From the first line to the last, please print the entries exactly, omitting pictures.

########################################

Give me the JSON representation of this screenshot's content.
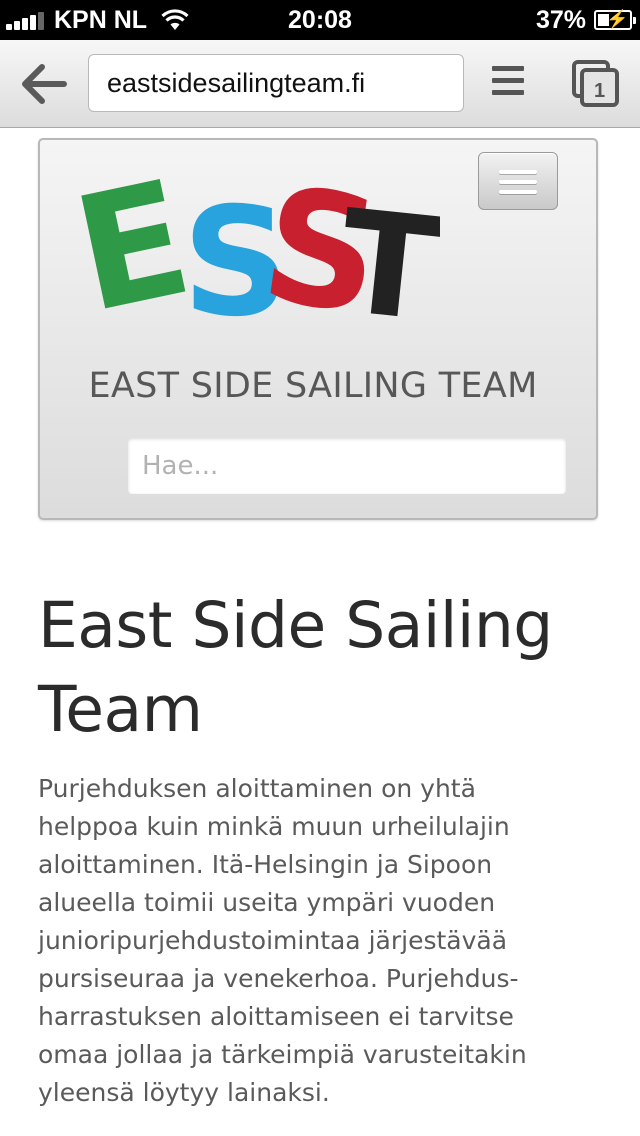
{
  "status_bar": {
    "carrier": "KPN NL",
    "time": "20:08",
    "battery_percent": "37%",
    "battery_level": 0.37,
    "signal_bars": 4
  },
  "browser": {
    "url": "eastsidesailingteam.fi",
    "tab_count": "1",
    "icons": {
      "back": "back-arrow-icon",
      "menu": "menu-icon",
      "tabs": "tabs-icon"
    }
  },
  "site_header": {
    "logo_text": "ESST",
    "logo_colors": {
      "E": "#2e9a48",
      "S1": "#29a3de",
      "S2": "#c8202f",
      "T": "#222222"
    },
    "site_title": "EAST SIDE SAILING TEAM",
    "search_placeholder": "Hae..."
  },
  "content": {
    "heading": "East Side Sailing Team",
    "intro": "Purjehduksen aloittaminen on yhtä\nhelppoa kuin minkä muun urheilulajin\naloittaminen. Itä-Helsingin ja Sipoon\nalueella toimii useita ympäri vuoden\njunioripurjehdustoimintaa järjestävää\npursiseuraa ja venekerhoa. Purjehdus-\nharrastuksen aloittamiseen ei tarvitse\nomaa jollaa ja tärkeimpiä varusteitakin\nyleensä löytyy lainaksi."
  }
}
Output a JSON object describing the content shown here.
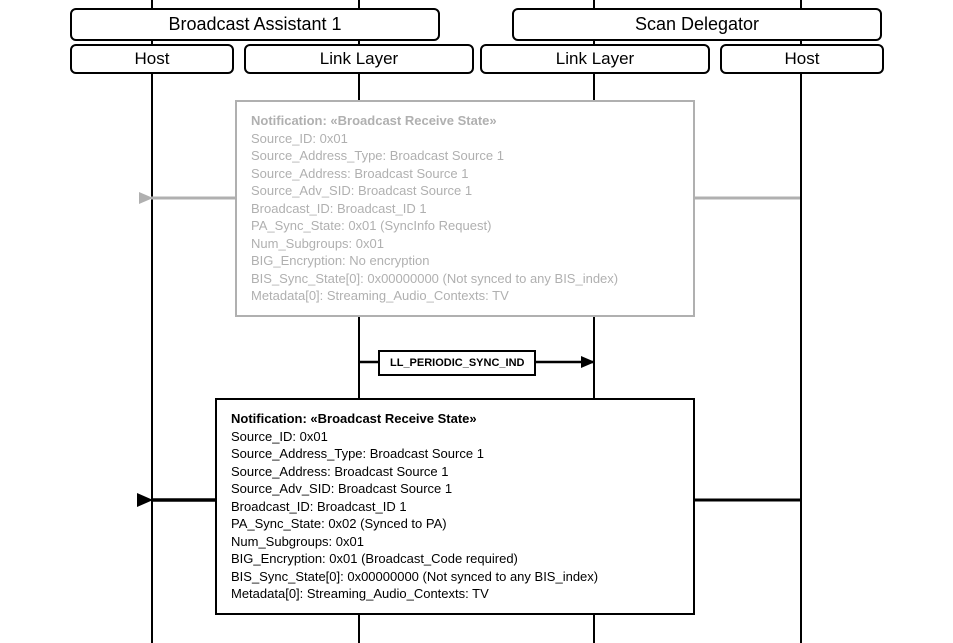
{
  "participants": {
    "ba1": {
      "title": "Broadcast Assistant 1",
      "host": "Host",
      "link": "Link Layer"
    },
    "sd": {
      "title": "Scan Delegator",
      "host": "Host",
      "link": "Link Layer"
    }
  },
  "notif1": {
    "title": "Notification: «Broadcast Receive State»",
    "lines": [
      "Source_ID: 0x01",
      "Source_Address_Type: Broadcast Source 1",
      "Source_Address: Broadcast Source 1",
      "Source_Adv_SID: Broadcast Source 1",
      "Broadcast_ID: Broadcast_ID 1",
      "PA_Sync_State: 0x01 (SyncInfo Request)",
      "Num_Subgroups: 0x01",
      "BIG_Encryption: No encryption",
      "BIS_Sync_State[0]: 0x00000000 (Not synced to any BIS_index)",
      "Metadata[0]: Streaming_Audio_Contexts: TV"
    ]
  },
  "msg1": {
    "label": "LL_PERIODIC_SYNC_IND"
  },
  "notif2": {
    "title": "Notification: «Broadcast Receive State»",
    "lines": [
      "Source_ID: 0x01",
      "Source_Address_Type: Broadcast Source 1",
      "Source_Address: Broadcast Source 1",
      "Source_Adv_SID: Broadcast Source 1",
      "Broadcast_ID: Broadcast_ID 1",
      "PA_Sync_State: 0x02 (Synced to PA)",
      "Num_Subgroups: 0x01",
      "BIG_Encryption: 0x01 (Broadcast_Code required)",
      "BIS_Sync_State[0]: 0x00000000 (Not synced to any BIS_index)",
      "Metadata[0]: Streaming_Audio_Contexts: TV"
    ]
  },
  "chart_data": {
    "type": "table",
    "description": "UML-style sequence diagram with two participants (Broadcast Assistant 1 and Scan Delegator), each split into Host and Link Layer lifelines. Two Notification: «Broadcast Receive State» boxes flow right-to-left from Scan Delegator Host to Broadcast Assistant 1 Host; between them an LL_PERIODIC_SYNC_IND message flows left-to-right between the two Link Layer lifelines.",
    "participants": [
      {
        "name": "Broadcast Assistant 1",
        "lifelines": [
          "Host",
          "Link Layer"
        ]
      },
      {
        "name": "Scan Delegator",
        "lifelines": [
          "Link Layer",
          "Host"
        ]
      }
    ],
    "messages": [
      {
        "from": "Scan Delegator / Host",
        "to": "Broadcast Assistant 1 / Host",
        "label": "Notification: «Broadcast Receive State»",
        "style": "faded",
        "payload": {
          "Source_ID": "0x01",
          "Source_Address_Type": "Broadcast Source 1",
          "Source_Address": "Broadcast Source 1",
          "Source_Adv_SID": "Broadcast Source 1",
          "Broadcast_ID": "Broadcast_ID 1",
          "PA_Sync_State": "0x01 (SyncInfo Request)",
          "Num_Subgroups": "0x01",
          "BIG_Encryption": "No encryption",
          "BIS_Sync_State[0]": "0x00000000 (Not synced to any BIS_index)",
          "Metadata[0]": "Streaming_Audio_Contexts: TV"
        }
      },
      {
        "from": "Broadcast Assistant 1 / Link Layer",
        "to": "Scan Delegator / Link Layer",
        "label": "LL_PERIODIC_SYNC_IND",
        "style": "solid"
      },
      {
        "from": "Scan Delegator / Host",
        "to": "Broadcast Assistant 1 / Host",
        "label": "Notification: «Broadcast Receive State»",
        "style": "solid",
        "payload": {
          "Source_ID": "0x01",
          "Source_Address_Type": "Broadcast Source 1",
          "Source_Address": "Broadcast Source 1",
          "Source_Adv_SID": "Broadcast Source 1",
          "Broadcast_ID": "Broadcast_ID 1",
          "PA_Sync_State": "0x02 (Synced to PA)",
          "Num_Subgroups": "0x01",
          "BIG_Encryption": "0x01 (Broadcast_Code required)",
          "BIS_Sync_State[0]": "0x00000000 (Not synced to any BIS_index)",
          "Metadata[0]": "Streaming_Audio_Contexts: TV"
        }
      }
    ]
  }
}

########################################

ANSWER BOX
Give me the JSON representation of this screenshot's content.
{
  "status_bar": {
    "carrier": "KPN NL",
    "time": "20:08",
    "battery_percent": "37%",
    "battery_level": 0.37,
    "signal_bars": 4
  },
  "browser": {
    "url": "eastsidesailingteam.fi",
    "tab_count": "1",
    "icons": {
      "back": "back-arrow-icon",
      "menu": "menu-icon",
      "tabs": "tabs-icon"
    }
  },
  "site_header": {
    "logo_text": "ESST",
    "logo_colors": {
      "E": "#2e9a48",
      "S1": "#29a3de",
      "S2": "#c8202f",
      "T": "#222222"
    },
    "site_title": "EAST SIDE SAILING TEAM",
    "search_placeholder": "Hae..."
  },
  "content": {
    "heading": "East Side Sailing Team",
    "intro": "Purjehduksen aloittaminen on yhtä\nhelppoa kuin minkä muun urheilulajin\naloittaminen. Itä-Helsingin ja Sipoon\nalueella toimii useita ympäri vuoden\njunioripurjehdustoimintaa järjestävää\npursiseuraa ja venekerhoa. Purjehdus-\nharrastuksen aloittamiseen ei tarvitse\nomaa jollaa ja tärkeimpiä varusteitakin\nyleensä löytyy lainaksi."
  }
}
Output a JSON object describing the content shown here.
{
  "participants": {
    "ba1": {
      "title": "Broadcast Assistant 1",
      "host": "Host",
      "link": "Link Layer"
    },
    "sd": {
      "title": "Scan Delegator",
      "host": "Host",
      "link": "Link Layer"
    }
  },
  "notif1": {
    "title": "Notification: «Broadcast Receive State»",
    "lines": [
      "Source_ID: 0x01",
      "Source_Address_Type: Broadcast Source 1",
      "Source_Address: Broadcast Source 1",
      "Source_Adv_SID: Broadcast Source 1",
      "Broadcast_ID: Broadcast_ID 1",
      "PA_Sync_State: 0x01 (SyncInfo Request)",
      "Num_Subgroups: 0x01",
      "BIG_Encryption: No encryption",
      "BIS_Sync_State[0]: 0x00000000 (Not synced to any BIS_index)",
      "Metadata[0]: Streaming_Audio_Contexts: TV"
    ]
  },
  "msg1": {
    "label": "LL_PERIODIC_SYNC_IND"
  },
  "notif2": {
    "title": "Notification: «Broadcast Receive State»",
    "lines": [
      "Source_ID: 0x01",
      "Source_Address_Type: Broadcast Source 1",
      "Source_Address: Broadcast Source 1",
      "Source_Adv_SID: Broadcast Source 1",
      "Broadcast_ID: Broadcast_ID 1",
      "PA_Sync_State: 0x02 (Synced to PA)",
      "Num_Subgroups: 0x01",
      "BIG_Encryption: 0x01 (Broadcast_Code required)",
      "BIS_Sync_State[0]: 0x00000000 (Not synced to any BIS_index)",
      "Metadata[0]: Streaming_Audio_Contexts: TV"
    ]
  },
  "chart_data": {
    "type": "table",
    "description": "UML-style sequence diagram with two participants (Broadcast Assistant 1 and Scan Delegator), each split into Host and Link Layer lifelines. Two Notification: «Broadcast Receive State» boxes flow right-to-left from Scan Delegator Host to Broadcast Assistant 1 Host; between them an LL_PERIODIC_SYNC_IND message flows left-to-right between the two Link Layer lifelines.",
    "participants": [
      {
        "name": "Broadcast Assistant 1",
        "lifelines": [
          "Host",
          "Link Layer"
        ]
      },
      {
        "name": "Scan Delegator",
        "lifelines": [
          "Link Layer",
          "Host"
        ]
      }
    ],
    "messages": [
      {
        "from": "Scan Delegator / Host",
        "to": "Broadcast Assistant 1 / Host",
        "label": "Notification: «Broadcast Receive State»",
        "style": "faded",
        "payload": {
          "Source_ID": "0x01",
          "Source_Address_Type": "Broadcast Source 1",
          "Source_Address": "Broadcast Source 1",
          "Source_Adv_SID": "Broadcast Source 1",
          "Broadcast_ID": "Broadcast_ID 1",
          "PA_Sync_State": "0x01 (SyncInfo Request)",
          "Num_Subgroups": "0x01",
          "BIG_Encryption": "No encryption",
          "BIS_Sync_State[0]": "0x00000000 (Not synced to any BIS_index)",
          "Metadata[0]": "Streaming_Audio_Contexts: TV"
        }
      },
      {
        "from": "Broadcast Assistant 1 / Link Layer",
        "to": "Scan Delegator / Link Layer",
        "label": "LL_PERIODIC_SYNC_IND",
        "style": "solid"
      },
      {
        "from": "Scan Delegator / Host",
        "to": "Broadcast Assistant 1 / Host",
        "label": "Notification: «Broadcast Receive State»",
        "style": "solid",
        "payload": {
          "Source_ID": "0x01",
          "Source_Address_Type": "Broadcast Source 1",
          "Source_Address": "Broadcast Source 1",
          "Source_Adv_SID": "Broadcast Source 1",
          "Broadcast_ID": "Broadcast_ID 1",
          "PA_Sync_State": "0x02 (Synced to PA)",
          "Num_Subgroups": "0x01",
          "BIG_Encryption": "0x01 (Broadcast_Code required)",
          "BIS_Sync_State[0]": "0x00000000 (Not synced to any BIS_index)",
          "Metadata[0]": "Streaming_Audio_Contexts: TV"
        }
      }
    ]
  }
}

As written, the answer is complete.